_Aim of the exercise:_ Copy out the data word for word. The images are not part of the copy.

#####

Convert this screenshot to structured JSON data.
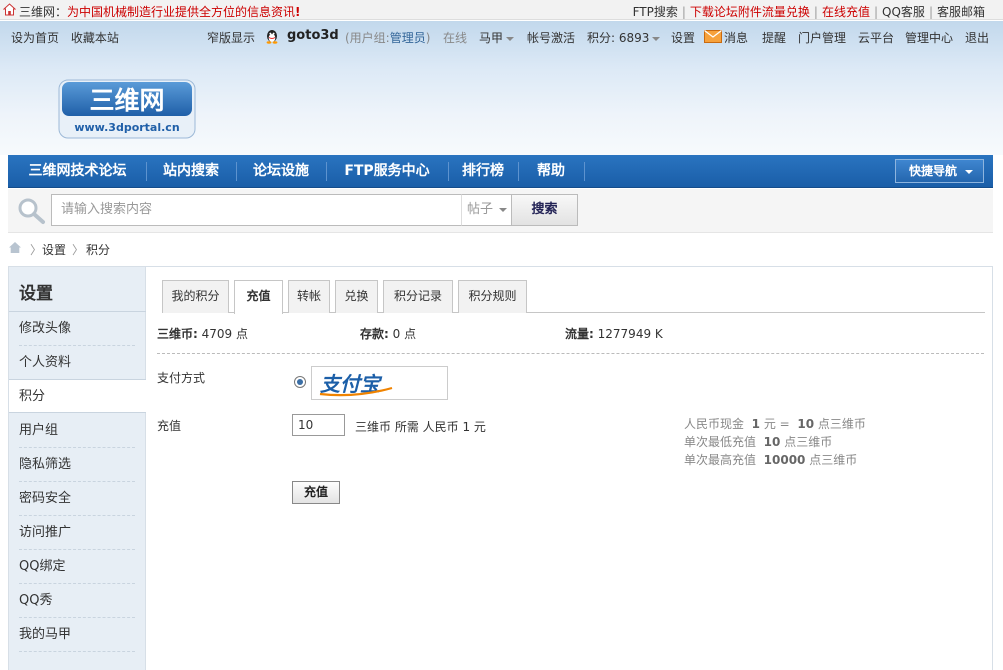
{
  "topbar": {
    "site": "三维网：",
    "slogan": "为中国机械制造行业提供全方位的信息资讯",
    "exclaim": "!",
    "links": [
      {
        "label": "FTP搜索"
      },
      {
        "label": "下载论坛附件流量兑换"
      },
      {
        "label": "在线充值"
      },
      {
        "label": "QQ客服"
      },
      {
        "label": "客服邮箱"
      }
    ]
  },
  "userbar": {
    "set_home": "设为首页",
    "bookmark": "收藏本站",
    "narrow": "窄版显示",
    "username": "goto3d",
    "group_prefix": "(用户组:",
    "group": "管理员",
    "group_suffix": ")",
    "online": "在线",
    "armor": "马甲",
    "activate": "帐号激活",
    "points": "积分: 6893",
    "settings": "设置",
    "messages": "消息",
    "reminders": "提醒",
    "portal_admin": "门户管理",
    "cloud": "云平台",
    "admin_center": "管理中心",
    "logout": "退出"
  },
  "logo": {
    "text": "三维网",
    "url": "www.3dportal.cn"
  },
  "nav": {
    "items": [
      "三维网技术论坛",
      "站内搜索",
      "论坛设施",
      "FTP服务中心",
      "排行榜",
      "帮助"
    ],
    "quick": "快捷导航"
  },
  "search": {
    "placeholder": "请输入搜索内容",
    "type": "帖子",
    "button": "搜索"
  },
  "breadcrumb": {
    "items": [
      "设置",
      "积分"
    ]
  },
  "sidebar": {
    "title": "设置",
    "items": [
      "修改头像",
      "个人资料",
      "积分",
      "用户组",
      "隐私筛选",
      "密码安全",
      "访问推广",
      "QQ绑定",
      "QQ秀",
      "我的马甲"
    ]
  },
  "tabs": [
    "我的积分",
    "充值",
    "转帐",
    "兑换",
    "积分记录",
    "积分规则"
  ],
  "stats": {
    "coin_label": "三维币:",
    "coin_value": "4709 点",
    "deposit_label": "存款:",
    "deposit_value": "0 点",
    "traffic_label": "流量:",
    "traffic_value": "1277949 K"
  },
  "payment": {
    "method_label": "支付方式",
    "alipay_text": "支付宝",
    "amount_label": "充值",
    "amount_value": "10",
    "amount_unit": "三维币  所需 人民币 1 元",
    "rate_1_pre": "人民币现金",
    "rate_1_a": "1",
    "rate_1_mid": "元 =",
    "rate_1_b": "10",
    "rate_1_post": "点三维币",
    "rate_2_pre": "单次最低充值",
    "rate_2_val": "10",
    "rate_2_post": "点三维币",
    "rate_3_pre": "单次最高充值",
    "rate_3_val": "10000",
    "rate_3_post": "点三维币",
    "submit": "充值"
  }
}
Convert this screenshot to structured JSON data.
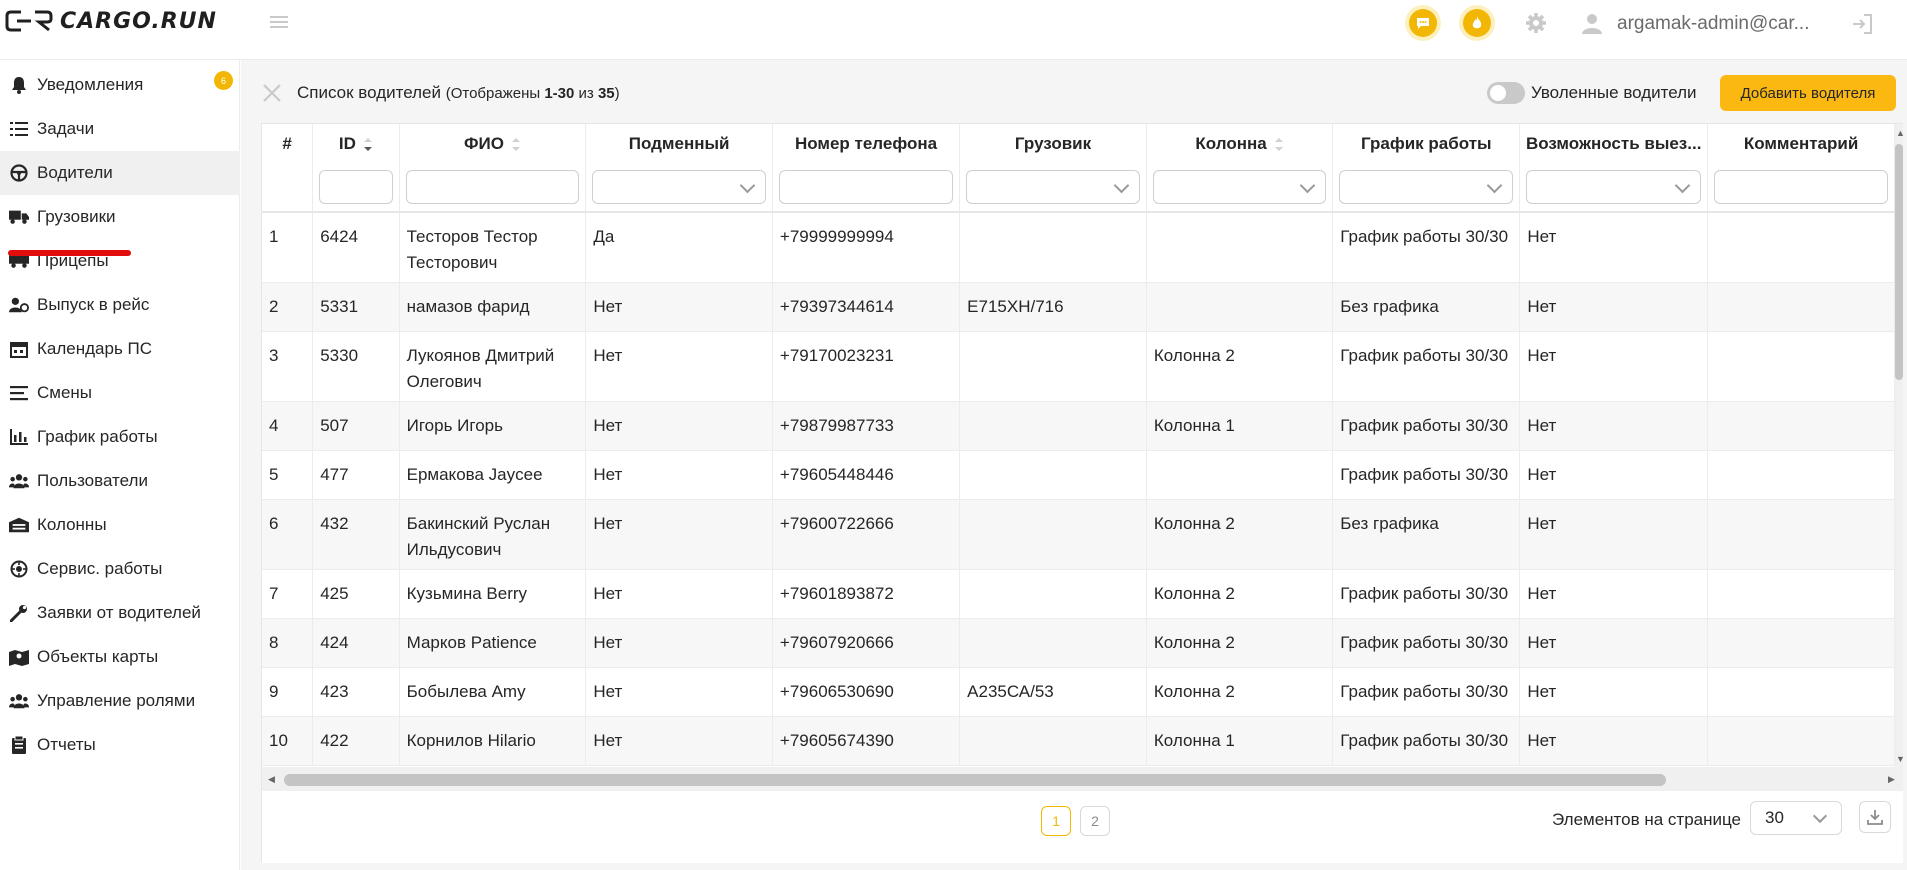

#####

_Finished task:_
Convert this screenshot to structured JSON data.
{
  "topbar": {
    "site": "三维网：",
    "slogan": "为中国机械制造行业提供全方位的信息资讯",
    "exclaim": "!",
    "links": [
      {
        "label": "FTP搜索"
      },
      {
        "label": "下载论坛附件流量兑换"
      },
      {
        "label": "在线充值"
      },
      {
        "label": "QQ客服"
      },
      {
        "label": "客服邮箱"
      }
    ]
  },
  "userbar": {
    "set_home": "设为首页",
    "bookmark": "收藏本站",
    "narrow": "窄版显示",
    "username": "goto3d",
    "group_prefix": "(用户组:",
    "group": "管理员",
    "group_suffix": ")",
    "online": "在线",
    "armor": "马甲",
    "activate": "帐号激活",
    "points": "积分: 6893",
    "settings": "设置",
    "messages": "消息",
    "reminders": "提醒",
    "portal_admin": "门户管理",
    "cloud": "云平台",
    "admin_center": "管理中心",
    "logout": "退出"
  },
  "logo": {
    "text": "三维网",
    "url": "www.3dportal.cn"
  },
  "nav": {
    "items": [
      "三维网技术论坛",
      "站内搜索",
      "论坛设施",
      "FTP服务中心",
      "排行榜",
      "帮助"
    ],
    "quick": "快捷导航"
  },
  "search": {
    "placeholder": "请输入搜索内容",
    "type": "帖子",
    "button": "搜索"
  },
  "breadcrumb": {
    "items": [
      "设置",
      "积分"
    ]
  },
  "sidebar": {
    "title": "设置",
    "items": [
      "修改头像",
      "个人资料",
      "积分",
      "用户组",
      "隐私筛选",
      "密码安全",
      "访问推广",
      "QQ绑定",
      "QQ秀",
      "我的马甲"
    ]
  },
  "tabs": [
    "我的积分",
    "充值",
    "转帐",
    "兑换",
    "积分记录",
    "积分规则"
  ],
  "stats": {
    "coin_label": "三维币:",
    "coin_value": "4709 点",
    "deposit_label": "存款:",
    "deposit_value": "0 点",
    "traffic_label": "流量:",
    "traffic_value": "1277949 K"
  },
  "payment": {
    "method_label": "支付方式",
    "alipay_text": "支付宝",
    "amount_label": "充值",
    "amount_value": "10",
    "amount_unit": "三维币  所需 人民币 1 元",
    "rate_1_pre": "人民币现金",
    "rate_1_a": "1",
    "rate_1_mid": "元 =",
    "rate_1_b": "10",
    "rate_1_post": "点三维币",
    "rate_2_pre": "单次最低充值",
    "rate_2_val": "10",
    "rate_2_post": "点三维币",
    "rate_3_pre": "单次最高充值",
    "rate_3_val": "10000",
    "rate_3_post": "点三维币",
    "submit": "充值"
  }
}
Convert this screenshot to structured JSON data.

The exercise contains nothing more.